Nothing in the records below should be altered when they are retyped.

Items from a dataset
# # # #
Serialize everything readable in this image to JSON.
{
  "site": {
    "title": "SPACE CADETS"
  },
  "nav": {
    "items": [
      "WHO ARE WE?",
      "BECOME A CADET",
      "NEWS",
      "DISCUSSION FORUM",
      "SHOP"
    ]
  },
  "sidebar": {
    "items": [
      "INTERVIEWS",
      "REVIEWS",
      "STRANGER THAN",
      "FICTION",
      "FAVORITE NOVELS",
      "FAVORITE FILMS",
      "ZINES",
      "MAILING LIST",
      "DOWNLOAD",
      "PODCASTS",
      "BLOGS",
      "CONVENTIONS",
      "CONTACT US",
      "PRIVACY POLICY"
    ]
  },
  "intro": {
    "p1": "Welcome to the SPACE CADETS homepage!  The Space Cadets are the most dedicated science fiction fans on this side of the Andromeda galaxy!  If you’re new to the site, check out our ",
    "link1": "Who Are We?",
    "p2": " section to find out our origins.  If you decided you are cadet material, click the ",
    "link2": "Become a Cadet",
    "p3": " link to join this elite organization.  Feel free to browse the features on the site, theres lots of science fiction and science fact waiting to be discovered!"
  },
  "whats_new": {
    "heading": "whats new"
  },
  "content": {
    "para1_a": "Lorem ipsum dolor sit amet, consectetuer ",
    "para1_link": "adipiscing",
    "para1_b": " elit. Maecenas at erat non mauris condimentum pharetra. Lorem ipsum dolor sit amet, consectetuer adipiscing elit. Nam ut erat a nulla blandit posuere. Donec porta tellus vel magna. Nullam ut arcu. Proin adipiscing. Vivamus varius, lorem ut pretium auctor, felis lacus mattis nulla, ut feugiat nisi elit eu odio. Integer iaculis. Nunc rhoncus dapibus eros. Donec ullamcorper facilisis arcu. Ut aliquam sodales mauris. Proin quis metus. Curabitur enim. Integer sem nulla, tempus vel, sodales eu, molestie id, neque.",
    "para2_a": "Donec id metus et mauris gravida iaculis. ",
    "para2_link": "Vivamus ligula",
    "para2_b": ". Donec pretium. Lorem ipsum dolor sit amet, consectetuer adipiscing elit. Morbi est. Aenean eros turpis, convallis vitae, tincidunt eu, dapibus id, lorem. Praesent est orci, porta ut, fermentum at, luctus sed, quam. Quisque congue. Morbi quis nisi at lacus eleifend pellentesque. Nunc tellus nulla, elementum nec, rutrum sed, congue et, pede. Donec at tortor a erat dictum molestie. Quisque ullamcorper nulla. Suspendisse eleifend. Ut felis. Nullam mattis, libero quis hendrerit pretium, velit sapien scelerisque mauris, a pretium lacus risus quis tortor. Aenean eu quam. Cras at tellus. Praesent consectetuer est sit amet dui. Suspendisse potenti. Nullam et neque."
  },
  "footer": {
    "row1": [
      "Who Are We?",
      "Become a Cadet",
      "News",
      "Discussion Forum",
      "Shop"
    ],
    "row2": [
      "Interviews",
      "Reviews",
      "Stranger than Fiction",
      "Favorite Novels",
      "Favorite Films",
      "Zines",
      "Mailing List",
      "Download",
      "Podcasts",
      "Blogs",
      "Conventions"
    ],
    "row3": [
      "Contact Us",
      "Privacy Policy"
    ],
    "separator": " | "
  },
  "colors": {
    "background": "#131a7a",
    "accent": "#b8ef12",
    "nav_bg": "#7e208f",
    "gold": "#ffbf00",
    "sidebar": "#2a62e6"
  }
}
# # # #
● **FINAL ANSWER**:
Serialize everything readable in this image to JSON.
{
  "site": {
    "title": "SPACE CADETS"
  },
  "nav": {
    "items": [
      "WHO ARE WE?",
      "BECOME A CADET",
      "NEWS",
      "DISCUSSION FORUM",
      "SHOP"
    ]
  },
  "sidebar": {
    "items": [
      "INTERVIEWS",
      "REVIEWS",
      "STRANGER THAN",
      "FICTION",
      "FAVORITE NOVELS",
      "FAVORITE FILMS",
      "ZINES",
      "MAILING LIST",
      "DOWNLOAD",
      "PODCASTS",
      "BLOGS",
      "CONVENTIONS",
      "CONTACT US",
      "PRIVACY POLICY"
    ]
  },
  "intro": {
    "p1": "Welcome to the SPACE CADETS homepage!  The Space Cadets are the most dedicated science fiction fans on this side of the Andromeda galaxy!  If you’re new to the site, check out our ",
    "link1": "Who Are We?",
    "p2": " section to find out our origins.  If you decided you are cadet material, click the ",
    "link2": "Become a Cadet",
    "p3": " link to join this elite organization.  Feel free to browse the features on the site, theres lots of science fiction and science fact waiting to be discovered!"
  },
  "whats_new": {
    "heading": "whats new"
  },
  "content": {
    "para1_a": "Lorem ipsum dolor sit amet, consectetuer ",
    "para1_link": "adipiscing",
    "para1_b": " elit. Maecenas at erat non mauris condimentum pharetra. Lorem ipsum dolor sit amet, consectetuer adipiscing elit. Nam ut erat a nulla blandit posuere. Donec porta tellus vel magna. Nullam ut arcu. Proin adipiscing. Vivamus varius, lorem ut pretium auctor, felis lacus mattis nulla, ut feugiat nisi elit eu odio. Integer iaculis. Nunc rhoncus dapibus eros. Donec ullamcorper facilisis arcu. Ut aliquam sodales mauris. Proin quis metus. Curabitur enim. Integer sem nulla, tempus vel, sodales eu, molestie id, neque.",
    "para2_a": "Donec id metus et mauris gravida iaculis. ",
    "para2_link": "Vivamus ligula",
    "para2_b": ". Donec pretium. Lorem ipsum dolor sit amet, consectetuer adipiscing elit. Morbi est. Aenean eros turpis, convallis vitae, tincidunt eu, dapibus id, lorem. Praesent est orci, porta ut, fermentum at, luctus sed, quam. Quisque congue. Morbi quis nisi at lacus eleifend pellentesque. Nunc tellus nulla, elementum nec, rutrum sed, congue et, pede. Donec at tortor a erat dictum molestie. Quisque ullamcorper nulla. Suspendisse eleifend. Ut felis. Nullam mattis, libero quis hendrerit pretium, velit sapien scelerisque mauris, a pretium lacus risus quis tortor. Aenean eu quam. Cras at tellus. Praesent consectetuer est sit amet dui. Suspendisse potenti. Nullam et neque."
  },
  "footer": {
    "row1": [
      "Who Are We?",
      "Become a Cadet",
      "News",
      "Discussion Forum",
      "Shop"
    ],
    "row2": [
      "Interviews",
      "Reviews",
      "Stranger than Fiction",
      "Favorite Novels",
      "Favorite Films",
      "Zines",
      "Mailing List",
      "Download",
      "Podcasts",
      "Blogs",
      "Conventions"
    ],
    "row3": [
      "Contact Us",
      "Privacy Policy"
    ],
    "separator": " | "
  },
  "colors": {
    "background": "#131a7a",
    "accent": "#b8ef12",
    "nav_bg": "#7e208f",
    "gold": "#ffbf00",
    "sidebar": "#2a62e6"
  }
}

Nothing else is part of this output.